_Dataset rows for apps and sites_:
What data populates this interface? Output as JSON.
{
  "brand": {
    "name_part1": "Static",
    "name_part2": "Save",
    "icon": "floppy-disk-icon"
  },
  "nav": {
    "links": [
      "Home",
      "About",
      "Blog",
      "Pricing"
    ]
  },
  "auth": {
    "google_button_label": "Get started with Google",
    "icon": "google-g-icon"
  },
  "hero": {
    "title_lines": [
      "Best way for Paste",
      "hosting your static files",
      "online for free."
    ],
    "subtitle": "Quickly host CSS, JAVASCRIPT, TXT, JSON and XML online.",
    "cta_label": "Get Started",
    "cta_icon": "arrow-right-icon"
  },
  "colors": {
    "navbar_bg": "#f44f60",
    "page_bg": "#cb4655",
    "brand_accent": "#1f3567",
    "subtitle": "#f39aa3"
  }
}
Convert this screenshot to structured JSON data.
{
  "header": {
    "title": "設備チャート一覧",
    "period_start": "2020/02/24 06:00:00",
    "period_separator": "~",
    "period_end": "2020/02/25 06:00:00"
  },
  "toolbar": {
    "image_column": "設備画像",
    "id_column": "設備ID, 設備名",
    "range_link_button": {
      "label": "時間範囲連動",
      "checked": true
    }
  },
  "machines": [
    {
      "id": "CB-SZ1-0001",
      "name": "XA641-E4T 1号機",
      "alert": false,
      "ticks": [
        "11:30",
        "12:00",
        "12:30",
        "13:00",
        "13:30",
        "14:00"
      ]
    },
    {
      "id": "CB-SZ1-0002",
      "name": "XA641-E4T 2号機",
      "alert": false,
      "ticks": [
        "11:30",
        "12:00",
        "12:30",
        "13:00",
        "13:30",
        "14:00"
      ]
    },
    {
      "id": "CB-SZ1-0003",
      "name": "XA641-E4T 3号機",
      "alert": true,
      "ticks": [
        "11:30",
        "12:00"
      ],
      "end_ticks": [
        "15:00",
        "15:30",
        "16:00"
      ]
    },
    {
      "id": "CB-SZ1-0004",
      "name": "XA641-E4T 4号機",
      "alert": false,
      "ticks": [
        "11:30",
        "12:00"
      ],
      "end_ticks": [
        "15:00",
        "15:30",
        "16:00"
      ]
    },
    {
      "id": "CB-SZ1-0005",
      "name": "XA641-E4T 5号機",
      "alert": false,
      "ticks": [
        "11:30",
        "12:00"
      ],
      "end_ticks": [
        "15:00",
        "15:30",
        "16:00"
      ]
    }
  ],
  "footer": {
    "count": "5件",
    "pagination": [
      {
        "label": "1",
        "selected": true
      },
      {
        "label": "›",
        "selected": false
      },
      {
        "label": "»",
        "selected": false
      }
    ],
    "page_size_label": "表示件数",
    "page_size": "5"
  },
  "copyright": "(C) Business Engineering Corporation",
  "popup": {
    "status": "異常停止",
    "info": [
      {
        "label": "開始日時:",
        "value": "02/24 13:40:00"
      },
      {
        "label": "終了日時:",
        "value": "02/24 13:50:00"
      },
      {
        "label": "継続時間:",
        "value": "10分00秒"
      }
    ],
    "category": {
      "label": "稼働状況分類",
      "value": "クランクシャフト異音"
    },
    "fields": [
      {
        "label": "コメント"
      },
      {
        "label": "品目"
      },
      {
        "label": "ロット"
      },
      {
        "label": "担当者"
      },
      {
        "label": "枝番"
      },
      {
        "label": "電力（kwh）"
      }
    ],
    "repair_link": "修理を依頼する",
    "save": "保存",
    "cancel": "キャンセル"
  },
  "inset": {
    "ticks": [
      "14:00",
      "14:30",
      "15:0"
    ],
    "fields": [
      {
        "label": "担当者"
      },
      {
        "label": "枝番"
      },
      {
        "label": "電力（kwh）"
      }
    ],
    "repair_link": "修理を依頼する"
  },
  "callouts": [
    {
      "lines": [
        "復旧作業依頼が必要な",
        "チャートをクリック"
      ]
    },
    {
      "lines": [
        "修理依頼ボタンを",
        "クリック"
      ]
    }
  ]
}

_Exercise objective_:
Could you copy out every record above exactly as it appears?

_Completed exercise_:
What data populates this interface? Output as JSON.
{
  "brand": {
    "name_part1": "Static",
    "name_part2": "Save",
    "icon": "floppy-disk-icon"
  },
  "nav": {
    "links": [
      "Home",
      "About",
      "Blog",
      "Pricing"
    ]
  },
  "auth": {
    "google_button_label": "Get started with Google",
    "icon": "google-g-icon"
  },
  "hero": {
    "title_lines": [
      "Best way for Paste",
      "hosting your static files",
      "online for free."
    ],
    "subtitle": "Quickly host CSS, JAVASCRIPT, TXT, JSON and XML online.",
    "cta_label": "Get Started",
    "cta_icon": "arrow-right-icon"
  },
  "colors": {
    "navbar_bg": "#f44f60",
    "page_bg": "#cb4655",
    "brand_accent": "#1f3567",
    "subtitle": "#f39aa3"
  }
}
Convert this screenshot to structured JSON data.
{
  "header": {
    "title": "設備チャート一覧",
    "period_start": "2020/02/24 06:00:00",
    "period_separator": "~",
    "period_end": "2020/02/25 06:00:00"
  },
  "toolbar": {
    "image_column": "設備画像",
    "id_column": "設備ID, 設備名",
    "range_link_button": {
      "label": "時間範囲連動",
      "checked": true
    }
  },
  "machines": [
    {
      "id": "CB-SZ1-0001",
      "name": "XA641-E4T 1号機",
      "alert": false,
      "ticks": [
        "11:30",
        "12:00",
        "12:30",
        "13:00",
        "13:30",
        "14:00"
      ]
    },
    {
      "id": "CB-SZ1-0002",
      "name": "XA641-E4T 2号機",
      "alert": false,
      "ticks": [
        "11:30",
        "12:00",
        "12:30",
        "13:00",
        "13:30",
        "14:00"
      ]
    },
    {
      "id": "CB-SZ1-0003",
      "name": "XA641-E4T 3号機",
      "alert": true,
      "ticks": [
        "11:30",
        "12:00"
      ],
      "end_ticks": [
        "15:00",
        "15:30",
        "16:00"
      ]
    },
    {
      "id": "CB-SZ1-0004",
      "name": "XA641-E4T 4号機",
      "alert": false,
      "ticks": [
        "11:30",
        "12:00"
      ],
      "end_ticks": [
        "15:00",
        "15:30",
        "16:00"
      ]
    },
    {
      "id": "CB-SZ1-0005",
      "name": "XA641-E4T 5号機",
      "alert": false,
      "ticks": [
        "11:30",
        "12:00"
      ],
      "end_ticks": [
        "15:00",
        "15:30",
        "16:00"
      ]
    }
  ],
  "footer": {
    "count": "5件",
    "pagination": [
      {
        "label": "1",
        "selected": true
      },
      {
        "label": "›",
        "selected": false
      },
      {
        "label": "»",
        "selected": false
      }
    ],
    "page_size_label": "表示件数",
    "page_size": "5"
  },
  "copyright": "(C) Business Engineering Corporation",
  "popup": {
    "status": "異常停止",
    "info": [
      {
        "label": "開始日時:",
        "value": "02/24 13:40:00"
      },
      {
        "label": "終了日時:",
        "value": "02/24 13:50:00"
      },
      {
        "label": "継続時間:",
        "value": "10分00秒"
      }
    ],
    "category": {
      "label": "稼働状況分類",
      "value": "クランクシャフト異音"
    },
    "fields": [
      {
        "label": "コメント"
      },
      {
        "label": "品目"
      },
      {
        "label": "ロット"
      },
      {
        "label": "担当者"
      },
      {
        "label": "枝番"
      },
      {
        "label": "電力（kwh）"
      }
    ],
    "repair_link": "修理を依頼する",
    "save": "保存",
    "cancel": "キャンセル"
  },
  "inset": {
    "ticks": [
      "14:00",
      "14:30",
      "15:0"
    ],
    "fields": [
      {
        "label": "担当者"
      },
      {
        "label": "枝番"
      },
      {
        "label": "電力（kwh）"
      }
    ],
    "repair_link": "修理を依頼する"
  },
  "callouts": [
    {
      "lines": [
        "復旧作業依頼が必要な",
        "チャートをクリック"
      ]
    },
    {
      "lines": [
        "修理依頼ボタンを",
        "クリック"
      ]
    }
  ]
}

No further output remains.